To each quart of pitted cherries (sour) allow one pound (2 cups) sugar and 1/2 pint of water. Make a syrup of the sugar and water and boil fifteen minutes. Add the cherries and cook ten minutes over a flame. Sterilize glass jars and caps by boiling fifteen to twenty minutes. Pill the jars to overflowing with the hot fruit. Wipe the jars with a cloth wrung out of hot water, adjust the rubber bands and screw down the cap. Set on a shelf or table out of a draft to cool. When cool, screw down the cap as tightly as possible.
Prepare the same as the above, using 1 1/4 quarts of cherries with stones to one cup of sugar and one-half pint of water.
1 pint of sugar.
1 pint of water.
1 1/2 quarts of whole crabapples.
Select as nearly perfect crabapples as possible. Wash, wipe dry and remove the stems and blossom end. Prepare a syrup of the water and sugar and when boiling drop in the crabapples. Let cook slowly one-half hour or more, or until the crabapples are soft and tender. This quantity fills a quart jar. If the jar is not full with the juice add boiled water.
Select firm, ripe apricots. Place them in a wire frying-basket and put in boiling water long enough to loosen the skins. Peel, halve, remove the seeds and pack in jars as closely as possible.
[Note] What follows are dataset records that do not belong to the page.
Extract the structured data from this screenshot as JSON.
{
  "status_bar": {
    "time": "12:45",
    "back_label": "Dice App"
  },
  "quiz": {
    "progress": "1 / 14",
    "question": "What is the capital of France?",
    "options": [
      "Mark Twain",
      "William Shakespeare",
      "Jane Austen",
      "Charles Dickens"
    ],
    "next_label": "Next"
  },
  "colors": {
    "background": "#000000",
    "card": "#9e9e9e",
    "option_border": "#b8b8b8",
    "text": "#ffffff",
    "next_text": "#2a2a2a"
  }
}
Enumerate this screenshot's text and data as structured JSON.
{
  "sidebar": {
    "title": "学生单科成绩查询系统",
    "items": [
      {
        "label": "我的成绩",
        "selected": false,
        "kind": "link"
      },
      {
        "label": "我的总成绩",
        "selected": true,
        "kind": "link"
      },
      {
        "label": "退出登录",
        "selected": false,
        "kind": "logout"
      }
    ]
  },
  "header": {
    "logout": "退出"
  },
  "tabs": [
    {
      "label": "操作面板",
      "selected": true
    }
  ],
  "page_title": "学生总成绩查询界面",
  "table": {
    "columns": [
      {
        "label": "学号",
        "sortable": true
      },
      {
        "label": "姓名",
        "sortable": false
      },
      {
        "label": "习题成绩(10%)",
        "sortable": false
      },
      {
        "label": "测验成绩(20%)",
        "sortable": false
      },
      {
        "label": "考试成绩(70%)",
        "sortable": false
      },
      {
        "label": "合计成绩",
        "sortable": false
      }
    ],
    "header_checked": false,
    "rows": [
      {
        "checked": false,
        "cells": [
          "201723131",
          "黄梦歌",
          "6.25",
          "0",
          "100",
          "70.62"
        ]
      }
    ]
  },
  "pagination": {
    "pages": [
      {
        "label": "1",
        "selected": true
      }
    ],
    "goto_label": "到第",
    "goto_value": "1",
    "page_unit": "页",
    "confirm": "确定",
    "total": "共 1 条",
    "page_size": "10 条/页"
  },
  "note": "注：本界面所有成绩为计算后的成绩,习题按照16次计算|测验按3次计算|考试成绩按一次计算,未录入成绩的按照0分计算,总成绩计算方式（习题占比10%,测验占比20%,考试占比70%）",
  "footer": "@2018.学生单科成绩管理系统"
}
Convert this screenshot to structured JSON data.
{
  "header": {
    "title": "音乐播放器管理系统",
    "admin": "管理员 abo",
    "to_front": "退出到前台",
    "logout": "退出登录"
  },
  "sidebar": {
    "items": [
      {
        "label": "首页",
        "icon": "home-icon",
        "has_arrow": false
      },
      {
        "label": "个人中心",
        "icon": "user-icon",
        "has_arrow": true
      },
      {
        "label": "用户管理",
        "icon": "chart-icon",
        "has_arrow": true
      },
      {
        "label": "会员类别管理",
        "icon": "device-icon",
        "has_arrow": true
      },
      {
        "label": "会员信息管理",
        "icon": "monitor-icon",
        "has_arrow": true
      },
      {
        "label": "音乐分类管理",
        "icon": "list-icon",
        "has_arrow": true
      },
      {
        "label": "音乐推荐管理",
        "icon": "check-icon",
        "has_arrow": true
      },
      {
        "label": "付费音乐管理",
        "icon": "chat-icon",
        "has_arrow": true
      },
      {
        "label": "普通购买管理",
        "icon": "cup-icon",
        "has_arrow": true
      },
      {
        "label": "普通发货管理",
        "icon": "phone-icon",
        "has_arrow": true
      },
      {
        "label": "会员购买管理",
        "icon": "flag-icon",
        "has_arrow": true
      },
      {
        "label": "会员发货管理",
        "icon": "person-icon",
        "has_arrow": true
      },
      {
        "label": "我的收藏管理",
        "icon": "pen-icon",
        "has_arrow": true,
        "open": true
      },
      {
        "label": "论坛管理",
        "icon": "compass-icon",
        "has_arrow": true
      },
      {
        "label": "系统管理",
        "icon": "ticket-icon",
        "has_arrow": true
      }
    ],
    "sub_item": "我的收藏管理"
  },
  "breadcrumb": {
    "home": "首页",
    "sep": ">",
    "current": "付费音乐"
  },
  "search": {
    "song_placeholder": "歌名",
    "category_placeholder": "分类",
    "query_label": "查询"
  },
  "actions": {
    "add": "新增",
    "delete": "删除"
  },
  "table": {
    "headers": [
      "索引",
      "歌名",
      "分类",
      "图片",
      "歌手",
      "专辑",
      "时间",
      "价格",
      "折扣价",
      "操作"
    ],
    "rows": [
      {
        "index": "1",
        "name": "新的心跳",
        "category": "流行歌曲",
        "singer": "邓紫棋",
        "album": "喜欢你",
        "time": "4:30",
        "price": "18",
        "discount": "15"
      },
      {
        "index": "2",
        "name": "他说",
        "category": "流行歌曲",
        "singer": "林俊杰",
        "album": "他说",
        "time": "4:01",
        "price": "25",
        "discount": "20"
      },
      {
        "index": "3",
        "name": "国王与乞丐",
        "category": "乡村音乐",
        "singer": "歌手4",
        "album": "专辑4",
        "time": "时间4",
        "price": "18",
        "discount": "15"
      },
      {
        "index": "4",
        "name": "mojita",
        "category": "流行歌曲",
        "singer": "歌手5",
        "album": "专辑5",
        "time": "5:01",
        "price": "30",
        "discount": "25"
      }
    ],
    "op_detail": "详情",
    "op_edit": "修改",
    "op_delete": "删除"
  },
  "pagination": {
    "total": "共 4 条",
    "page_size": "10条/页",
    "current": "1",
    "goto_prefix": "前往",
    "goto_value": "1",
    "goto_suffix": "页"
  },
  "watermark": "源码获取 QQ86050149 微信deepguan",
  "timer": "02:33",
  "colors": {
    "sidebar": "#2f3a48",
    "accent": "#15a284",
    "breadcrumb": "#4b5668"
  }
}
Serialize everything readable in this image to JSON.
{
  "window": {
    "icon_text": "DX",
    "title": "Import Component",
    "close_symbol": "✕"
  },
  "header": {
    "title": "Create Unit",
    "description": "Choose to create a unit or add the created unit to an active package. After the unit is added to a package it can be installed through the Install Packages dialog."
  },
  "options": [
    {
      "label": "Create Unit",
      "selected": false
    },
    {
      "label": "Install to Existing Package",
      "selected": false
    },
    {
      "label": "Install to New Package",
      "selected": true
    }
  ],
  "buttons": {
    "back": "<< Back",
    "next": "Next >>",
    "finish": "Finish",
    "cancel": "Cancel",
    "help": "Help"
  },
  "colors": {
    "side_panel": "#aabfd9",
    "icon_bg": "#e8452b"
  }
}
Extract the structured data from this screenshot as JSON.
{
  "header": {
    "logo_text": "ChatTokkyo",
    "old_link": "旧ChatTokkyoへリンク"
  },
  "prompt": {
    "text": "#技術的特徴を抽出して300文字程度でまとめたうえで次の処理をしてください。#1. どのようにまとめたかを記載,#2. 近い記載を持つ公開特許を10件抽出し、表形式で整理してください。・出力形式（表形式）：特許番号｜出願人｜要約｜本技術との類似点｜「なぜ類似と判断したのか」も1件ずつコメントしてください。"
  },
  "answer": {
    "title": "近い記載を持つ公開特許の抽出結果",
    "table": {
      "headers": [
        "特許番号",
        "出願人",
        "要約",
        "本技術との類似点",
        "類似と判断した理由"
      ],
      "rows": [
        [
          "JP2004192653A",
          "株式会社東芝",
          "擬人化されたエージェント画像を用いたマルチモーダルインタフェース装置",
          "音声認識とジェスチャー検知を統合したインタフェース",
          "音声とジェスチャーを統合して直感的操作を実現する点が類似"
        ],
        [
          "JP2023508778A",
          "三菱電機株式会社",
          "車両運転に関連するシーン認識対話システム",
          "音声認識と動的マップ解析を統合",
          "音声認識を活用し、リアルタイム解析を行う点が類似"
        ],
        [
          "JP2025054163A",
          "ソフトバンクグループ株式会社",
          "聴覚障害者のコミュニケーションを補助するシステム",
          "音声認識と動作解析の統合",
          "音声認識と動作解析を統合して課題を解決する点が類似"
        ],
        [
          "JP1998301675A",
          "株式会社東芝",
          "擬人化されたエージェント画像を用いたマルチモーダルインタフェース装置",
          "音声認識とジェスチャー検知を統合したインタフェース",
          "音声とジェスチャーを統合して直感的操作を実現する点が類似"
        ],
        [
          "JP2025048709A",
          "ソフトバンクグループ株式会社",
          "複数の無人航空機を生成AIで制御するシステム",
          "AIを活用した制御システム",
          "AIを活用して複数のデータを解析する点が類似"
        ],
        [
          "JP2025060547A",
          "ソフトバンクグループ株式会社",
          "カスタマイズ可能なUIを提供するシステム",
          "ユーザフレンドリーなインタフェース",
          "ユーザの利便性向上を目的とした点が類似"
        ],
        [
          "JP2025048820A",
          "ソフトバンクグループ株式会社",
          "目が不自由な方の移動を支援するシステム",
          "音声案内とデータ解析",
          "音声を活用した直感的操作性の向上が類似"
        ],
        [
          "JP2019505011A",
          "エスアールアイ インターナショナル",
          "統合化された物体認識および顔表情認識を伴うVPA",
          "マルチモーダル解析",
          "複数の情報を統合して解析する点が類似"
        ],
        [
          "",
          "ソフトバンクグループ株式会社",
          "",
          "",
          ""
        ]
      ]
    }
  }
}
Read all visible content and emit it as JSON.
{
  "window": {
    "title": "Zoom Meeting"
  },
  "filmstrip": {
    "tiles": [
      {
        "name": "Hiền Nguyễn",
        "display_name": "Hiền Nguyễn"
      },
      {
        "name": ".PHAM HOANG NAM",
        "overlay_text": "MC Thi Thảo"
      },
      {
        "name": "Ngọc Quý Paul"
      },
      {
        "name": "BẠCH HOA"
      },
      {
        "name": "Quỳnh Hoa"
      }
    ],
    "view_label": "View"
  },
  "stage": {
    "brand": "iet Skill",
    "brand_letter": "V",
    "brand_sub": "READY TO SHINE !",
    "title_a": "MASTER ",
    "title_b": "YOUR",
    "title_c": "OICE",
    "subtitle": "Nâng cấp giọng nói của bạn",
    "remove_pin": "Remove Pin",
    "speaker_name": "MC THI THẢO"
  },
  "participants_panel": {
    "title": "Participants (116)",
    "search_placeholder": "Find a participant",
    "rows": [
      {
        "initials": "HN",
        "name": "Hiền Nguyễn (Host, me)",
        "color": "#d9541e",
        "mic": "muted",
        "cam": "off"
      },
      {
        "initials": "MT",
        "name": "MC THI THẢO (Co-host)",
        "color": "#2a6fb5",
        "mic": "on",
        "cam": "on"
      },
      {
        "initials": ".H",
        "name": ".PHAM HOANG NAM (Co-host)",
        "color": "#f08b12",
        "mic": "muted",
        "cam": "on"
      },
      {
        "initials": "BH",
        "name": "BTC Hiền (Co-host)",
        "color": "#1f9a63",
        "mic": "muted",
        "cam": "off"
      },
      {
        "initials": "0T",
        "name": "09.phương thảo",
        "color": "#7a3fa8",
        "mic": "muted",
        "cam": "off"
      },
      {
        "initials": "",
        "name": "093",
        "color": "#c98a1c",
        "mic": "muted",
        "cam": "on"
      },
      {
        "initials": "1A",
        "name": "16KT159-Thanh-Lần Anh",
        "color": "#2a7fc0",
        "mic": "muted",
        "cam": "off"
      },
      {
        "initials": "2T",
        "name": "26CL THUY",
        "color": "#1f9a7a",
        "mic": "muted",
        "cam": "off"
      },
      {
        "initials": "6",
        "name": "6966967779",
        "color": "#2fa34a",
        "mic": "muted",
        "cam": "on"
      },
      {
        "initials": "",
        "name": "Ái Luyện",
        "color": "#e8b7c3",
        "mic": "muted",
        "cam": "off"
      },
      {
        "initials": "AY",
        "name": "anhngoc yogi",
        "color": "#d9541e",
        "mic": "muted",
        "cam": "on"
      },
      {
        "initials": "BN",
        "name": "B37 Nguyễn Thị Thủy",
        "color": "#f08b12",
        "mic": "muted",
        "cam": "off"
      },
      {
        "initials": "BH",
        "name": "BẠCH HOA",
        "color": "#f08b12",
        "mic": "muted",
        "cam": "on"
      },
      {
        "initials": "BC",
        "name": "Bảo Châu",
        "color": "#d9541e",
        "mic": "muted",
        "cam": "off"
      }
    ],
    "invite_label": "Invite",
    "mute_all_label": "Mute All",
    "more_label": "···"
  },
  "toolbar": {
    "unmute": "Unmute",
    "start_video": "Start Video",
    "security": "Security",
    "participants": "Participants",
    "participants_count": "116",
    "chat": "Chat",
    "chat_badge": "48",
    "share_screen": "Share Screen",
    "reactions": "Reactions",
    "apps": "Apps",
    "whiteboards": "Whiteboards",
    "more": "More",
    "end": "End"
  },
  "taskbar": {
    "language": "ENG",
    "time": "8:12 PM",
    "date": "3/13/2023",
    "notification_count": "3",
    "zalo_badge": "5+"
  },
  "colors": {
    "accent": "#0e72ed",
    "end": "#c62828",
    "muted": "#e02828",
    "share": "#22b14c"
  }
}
Prepare a syrup, using one pint of sugar to one-half pint of water. Proceed as described in the Oven method, allowing the fruit to bubble slowly for twenty minutes.
Peel of 1 orange.
1/2 cup sugar.
1/4 cup water in which the orange peel was cooked.
Wipe the orange and remove the peel in quarters. Remove the superfluous white from the peel and cut into narrow strips. Cook in boiling water and cover until tender. Drain and make a syrup of the sugar and one-half cup of the water in which the peel was cooked. When the sugar dissolves, add the orange rind and cook slowly until most of the water has evaporated. Drain the rind and roll the strips in coarse granulated sugar.
4 quarts halved peaches.
2 quarts sugar.
1 quart water.
To peel the peaches, dip into boiling water and remove the skin. Halve and turn into a preserving kettle in which has been prepared a syrup of the water and sugar. Cook until the peaches are tender or about three-fourths of an hour.
Take the fall fruit that is not perfect for canning and perhaps too ripe. Peel, core, cut in quarters. For each pound of fruit allow 3/4 pound granulated sugar and a very little water to dissolve the sugar. After the fruit begins to boil, stir constantly, as it is apt to burn. When the fruit commences to darken and breaks easily it is done. Put in glasses or jars. When cold, pour melted paraffine over the tops, before sealing.